BEGIN RECORDS PROVIDED
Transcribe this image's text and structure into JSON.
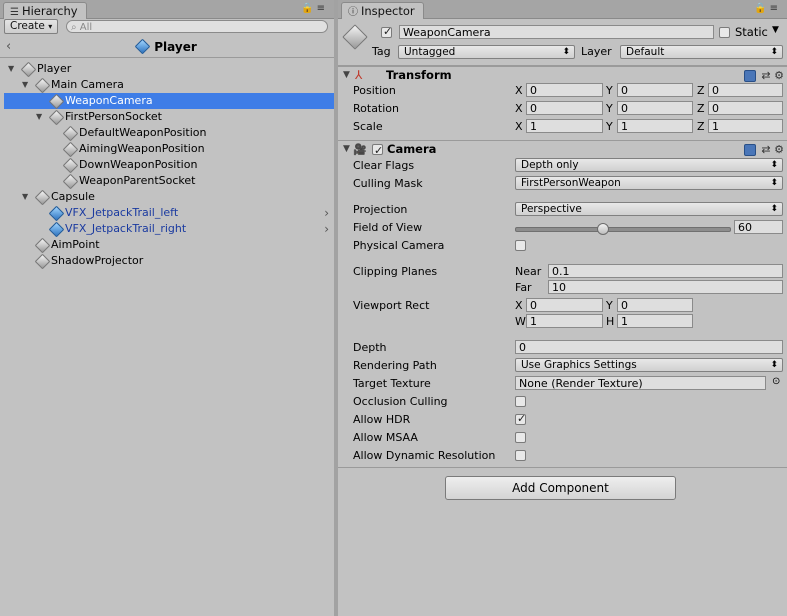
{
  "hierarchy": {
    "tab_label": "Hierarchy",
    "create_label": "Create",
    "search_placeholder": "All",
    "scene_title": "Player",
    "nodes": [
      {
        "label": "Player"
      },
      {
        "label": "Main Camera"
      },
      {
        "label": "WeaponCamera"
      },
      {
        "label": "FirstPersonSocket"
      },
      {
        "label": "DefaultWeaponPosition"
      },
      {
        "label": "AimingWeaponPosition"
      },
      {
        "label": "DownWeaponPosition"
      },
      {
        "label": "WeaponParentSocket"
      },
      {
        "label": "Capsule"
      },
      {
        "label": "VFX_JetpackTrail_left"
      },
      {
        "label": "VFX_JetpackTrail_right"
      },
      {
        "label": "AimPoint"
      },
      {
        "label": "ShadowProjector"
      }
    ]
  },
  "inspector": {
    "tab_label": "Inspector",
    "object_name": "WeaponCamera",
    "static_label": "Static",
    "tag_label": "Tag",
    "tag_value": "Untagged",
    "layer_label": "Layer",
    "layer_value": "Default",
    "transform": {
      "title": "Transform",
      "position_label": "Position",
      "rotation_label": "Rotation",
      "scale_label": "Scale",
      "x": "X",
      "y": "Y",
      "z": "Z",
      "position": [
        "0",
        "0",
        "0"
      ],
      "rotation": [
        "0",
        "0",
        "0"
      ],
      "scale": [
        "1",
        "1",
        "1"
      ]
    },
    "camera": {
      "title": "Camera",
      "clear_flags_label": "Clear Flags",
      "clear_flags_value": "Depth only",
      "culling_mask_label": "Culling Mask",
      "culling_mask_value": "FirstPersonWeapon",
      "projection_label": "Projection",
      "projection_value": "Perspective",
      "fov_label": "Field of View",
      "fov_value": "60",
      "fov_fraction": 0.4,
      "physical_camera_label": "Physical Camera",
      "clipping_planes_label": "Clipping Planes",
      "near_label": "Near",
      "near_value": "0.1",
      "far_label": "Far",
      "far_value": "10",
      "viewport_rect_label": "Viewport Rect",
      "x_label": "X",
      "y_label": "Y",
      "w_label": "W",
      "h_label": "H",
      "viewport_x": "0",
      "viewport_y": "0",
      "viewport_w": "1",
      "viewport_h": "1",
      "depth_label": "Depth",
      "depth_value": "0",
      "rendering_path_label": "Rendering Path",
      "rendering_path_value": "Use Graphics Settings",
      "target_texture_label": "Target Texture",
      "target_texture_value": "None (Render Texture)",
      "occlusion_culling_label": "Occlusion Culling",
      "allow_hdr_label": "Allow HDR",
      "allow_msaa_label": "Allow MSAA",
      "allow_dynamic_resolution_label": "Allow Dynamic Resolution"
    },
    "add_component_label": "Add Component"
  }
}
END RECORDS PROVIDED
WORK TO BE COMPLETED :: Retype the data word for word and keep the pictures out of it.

OUTPUT ::
Transcribe this image's text and structure into JSON.
{
  "hierarchy": {
    "tab_label": "Hierarchy",
    "create_label": "Create",
    "search_placeholder": "All",
    "scene_title": "Player",
    "nodes": [
      {
        "label": "Player"
      },
      {
        "label": "Main Camera"
      },
      {
        "label": "WeaponCamera"
      },
      {
        "label": "FirstPersonSocket"
      },
      {
        "label": "DefaultWeaponPosition"
      },
      {
        "label": "AimingWeaponPosition"
      },
      {
        "label": "DownWeaponPosition"
      },
      {
        "label": "WeaponParentSocket"
      },
      {
        "label": "Capsule"
      },
      {
        "label": "VFX_JetpackTrail_left"
      },
      {
        "label": "VFX_JetpackTrail_right"
      },
      {
        "label": "AimPoint"
      },
      {
        "label": "ShadowProjector"
      }
    ]
  },
  "inspector": {
    "tab_label": "Inspector",
    "object_name": "WeaponCamera",
    "static_label": "Static",
    "tag_label": "Tag",
    "tag_value": "Untagged",
    "layer_label": "Layer",
    "layer_value": "Default",
    "transform": {
      "title": "Transform",
      "position_label": "Position",
      "rotation_label": "Rotation",
      "scale_label": "Scale",
      "x": "X",
      "y": "Y",
      "z": "Z",
      "position": [
        "0",
        "0",
        "0"
      ],
      "rotation": [
        "0",
        "0",
        "0"
      ],
      "scale": [
        "1",
        "1",
        "1"
      ]
    },
    "camera": {
      "title": "Camera",
      "clear_flags_label": "Clear Flags",
      "clear_flags_value": "Depth only",
      "culling_mask_label": "Culling Mask",
      "culling_mask_value": "FirstPersonWeapon",
      "projection_label": "Projection",
      "projection_value": "Perspective",
      "fov_label": "Field of View",
      "fov_value": "60",
      "fov_fraction": 0.4,
      "physical_camera_label": "Physical Camera",
      "clipping_planes_label": "Clipping Planes",
      "near_label": "Near",
      "near_value": "0.1",
      "far_label": "Far",
      "far_value": "10",
      "viewport_rect_label": "Viewport Rect",
      "x_label": "X",
      "y_label": "Y",
      "w_label": "W",
      "h_label": "H",
      "viewport_x": "0",
      "viewport_y": "0",
      "viewport_w": "1",
      "viewport_h": "1",
      "depth_label": "Depth",
      "depth_value": "0",
      "rendering_path_label": "Rendering Path",
      "rendering_path_value": "Use Graphics Settings",
      "target_texture_label": "Target Texture",
      "target_texture_value": "None (Render Texture)",
      "occlusion_culling_label": "Occlusion Culling",
      "allow_hdr_label": "Allow HDR",
      "allow_msaa_label": "Allow MSAA",
      "allow_dynamic_resolution_label": "Allow Dynamic Resolution"
    },
    "add_component_label": "Add Component"
  }
}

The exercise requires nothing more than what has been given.